Problem details: Your answer must be an exact copy of the records below, minus the pictures.

Entries shown:
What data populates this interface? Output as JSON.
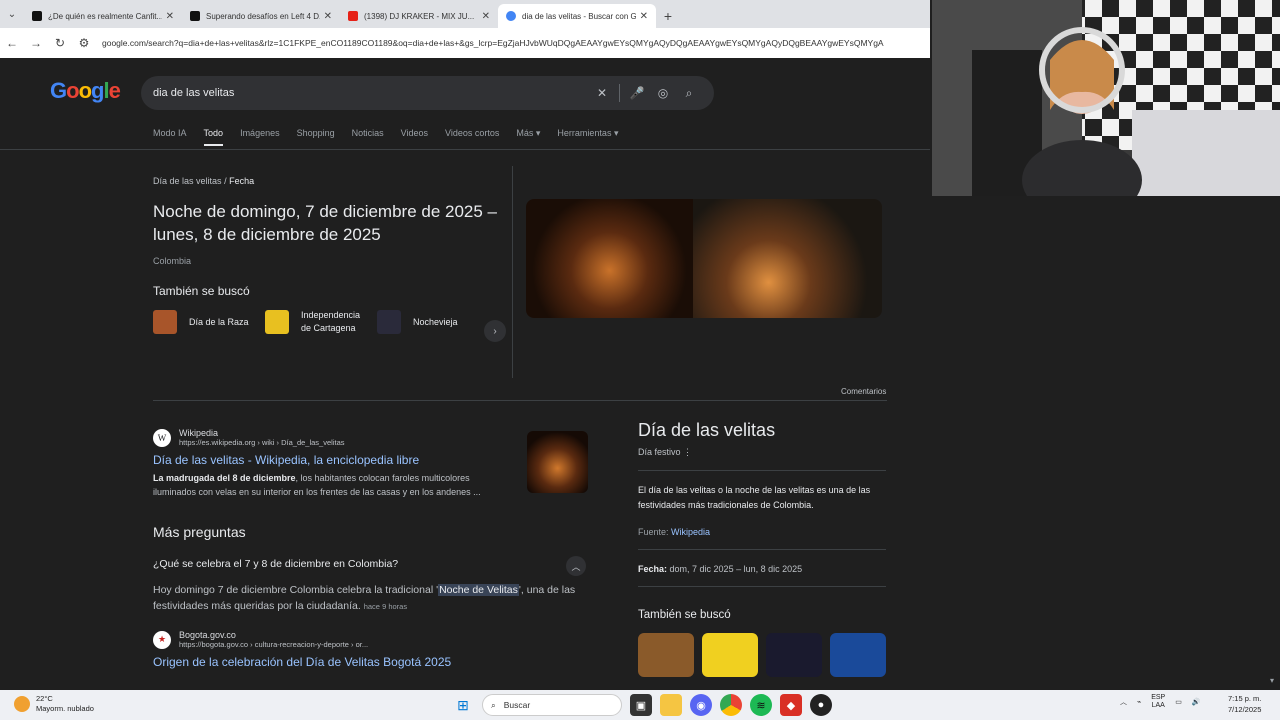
{
  "browser": {
    "tabs": [
      {
        "title": "¿De quién es realmente Canfit...",
        "favicon_color": "#111111",
        "active": false
      },
      {
        "title": "Superando desafíos en Left 4 D...",
        "favicon_color": "#111111",
        "active": false
      },
      {
        "title": "(1398) DJ KRAKER - MIX JU...",
        "favicon_color": "#e62117",
        "active": false
      },
      {
        "title": "dia de las velitas - Buscar con G...",
        "favicon_color": "#4285f4",
        "active": true
      }
    ],
    "new_tab_label": "+",
    "url": "google.com/search?q=dia+de+las+velitas&rlz=1C1FKPE_enCO1189CO1189&oq=dia+de+las+&gs_lcrp=EgZjaHJvbWUqDQgAEAAYgwEYsQMYgAQyDQgAEAAYgwEYsQMYgAQyDQgBEAAYgwEYsQMYgA"
  },
  "google": {
    "logo": "Google",
    "query": "dia de las velitas",
    "tabs": [
      "Modo IA",
      "Todo",
      "Imágenes",
      "Shopping",
      "Noticias",
      "Videos",
      "Videos cortos",
      "Más ▾",
      "Herramientas ▾"
    ],
    "active_tab": "Todo"
  },
  "featured": {
    "breadcrumb_root": "Día de las velitas",
    "breadcrumb_sep": "/",
    "breadcrumb_leaf": "Fecha",
    "date_text": "Noche de domingo, 7 de diciembre de 2025 – lunes, 8 de diciembre de 2025",
    "country": "Colombia",
    "also_heading": "También se buscó",
    "also_items": [
      {
        "label": "Día de la Raza",
        "color": "#a8552a"
      },
      {
        "label": "Independencia de Cartagena",
        "color": "#e8c020"
      },
      {
        "label": "Nochevieja",
        "color": "#2a2a3a"
      }
    ]
  },
  "feedback_label": "Comentarios",
  "result_wiki": {
    "site": "Wikipedia",
    "favicon_letter": "W",
    "cite": "https://es.wikipedia.org › wiki › Día_de_las_velitas",
    "title": "Día de las velitas - Wikipedia, la enciclopedia libre",
    "snippet_bold": "La madrugada del 8 de diciembre",
    "snippet_rest": ", los habitantes colocan faroles multicolores iluminados con velas en su interior en los frentes de las casas y en los andenes ..."
  },
  "paa": {
    "heading": "Más preguntas",
    "question": "¿Qué se celebra el 7 y 8 de diciembre en Colombia?",
    "answer_pre": "Hoy domingo 7 de diciembre Colombia celebra la tradicional '",
    "answer_mark": "Noche de Velitas",
    "answer_post": "', una de las festividades más queridas por la ciudadanía.",
    "answer_time": "hace 9 horas"
  },
  "result_bogota": {
    "site": "Bogota.gov.co",
    "favicon_letter": "★",
    "cite": "https://bogota.gov.co › cultura-recreacion-y-deporte › or...",
    "title": "Origen de la celebración del Día de Velitas Bogotá 2025"
  },
  "knowledge_panel": {
    "title": "Día de las velitas",
    "subtitle": "Día festivo",
    "description": "El día de las velitas o la noche de las velitas es una de las festividades más tradicionales de Colombia.",
    "source_label": "Fuente:",
    "source_link": "Wikipedia",
    "date_label": "Fecha:",
    "date_value": "dom, 7 dic 2025 – lun, 8 dic 2025",
    "also_heading": "También se buscó",
    "also_thumb_colors": [
      "#8a5a2a",
      "#f0d020",
      "#1a1a2e",
      "#1a4a9a"
    ]
  },
  "taskbar": {
    "temperature": "22°C",
    "weather": "Mayorm. nublado",
    "search_label": "Buscar",
    "lang": "ESP",
    "lang2": "LAA",
    "time": "7:15 p. m.",
    "date": "7/12/2025"
  }
}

Expected output:
What data populates this interface? Output as JSON.
{
  "browser": {
    "tabs": [
      {
        "title": "¿De quién es realmente Canfit...",
        "favicon_color": "#111111",
        "active": false
      },
      {
        "title": "Superando desafíos en Left 4 D...",
        "favicon_color": "#111111",
        "active": false
      },
      {
        "title": "(1398) DJ KRAKER - MIX JU...",
        "favicon_color": "#e62117",
        "active": false
      },
      {
        "title": "dia de las velitas - Buscar con G...",
        "favicon_color": "#4285f4",
        "active": true
      }
    ],
    "new_tab_label": "+",
    "url": "google.com/search?q=dia+de+las+velitas&rlz=1C1FKPE_enCO1189CO1189&oq=dia+de+las+&gs_lcrp=EgZjaHJvbWUqDQgAEAAYgwEYsQMYgAQyDQgAEAAYgwEYsQMYgAQyDQgBEAAYgwEYsQMYgA"
  },
  "google": {
    "logo": "Google",
    "query": "dia de las velitas",
    "tabs": [
      "Modo IA",
      "Todo",
      "Imágenes",
      "Shopping",
      "Noticias",
      "Videos",
      "Videos cortos",
      "Más ▾",
      "Herramientas ▾"
    ],
    "active_tab": "Todo"
  },
  "featured": {
    "breadcrumb_root": "Día de las velitas",
    "breadcrumb_sep": "/",
    "breadcrumb_leaf": "Fecha",
    "date_text": "Noche de domingo, 7 de diciembre de 2025 – lunes, 8 de diciembre de 2025",
    "country": "Colombia",
    "also_heading": "También se buscó",
    "also_items": [
      {
        "label": "Día de la Raza",
        "color": "#a8552a"
      },
      {
        "label": "Independencia de Cartagena",
        "color": "#e8c020"
      },
      {
        "label": "Nochevieja",
        "color": "#2a2a3a"
      }
    ]
  },
  "feedback_label": "Comentarios",
  "result_wiki": {
    "site": "Wikipedia",
    "favicon_letter": "W",
    "cite": "https://es.wikipedia.org › wiki › Día_de_las_velitas",
    "title": "Día de las velitas - Wikipedia, la enciclopedia libre",
    "snippet_bold": "La madrugada del 8 de diciembre",
    "snippet_rest": ", los habitantes colocan faroles multicolores iluminados con velas en su interior en los frentes de las casas y en los andenes ..."
  },
  "paa": {
    "heading": "Más preguntas",
    "question": "¿Qué se celebra el 7 y 8 de diciembre en Colombia?",
    "answer_pre": "Hoy domingo 7 de diciembre Colombia celebra la tradicional '",
    "answer_mark": "Noche de Velitas",
    "answer_post": "', una de las festividades más queridas por la ciudadanía.",
    "answer_time": "hace 9 horas"
  },
  "result_bogota": {
    "site": "Bogota.gov.co",
    "favicon_letter": "★",
    "cite": "https://bogota.gov.co › cultura-recreacion-y-deporte › or...",
    "title": "Origen de la celebración del Día de Velitas Bogotá 2025"
  },
  "knowledge_panel": {
    "title": "Día de las velitas",
    "subtitle": "Día festivo",
    "description": "El día de las velitas o la noche de las velitas es una de las festividades más tradicionales de Colombia.",
    "source_label": "Fuente:",
    "source_link": "Wikipedia",
    "date_label": "Fecha:",
    "date_value": "dom, 7 dic 2025 – lun, 8 dic 2025",
    "also_heading": "También se buscó",
    "also_thumb_colors": [
      "#8a5a2a",
      "#f0d020",
      "#1a1a2e",
      "#1a4a9a"
    ]
  },
  "taskbar": {
    "temperature": "22°C",
    "weather": "Mayorm. nublado",
    "search_label": "Buscar",
    "lang": "ESP",
    "lang2": "LAA",
    "time": "7:15 p. m.",
    "date": "7/12/2025"
  }
}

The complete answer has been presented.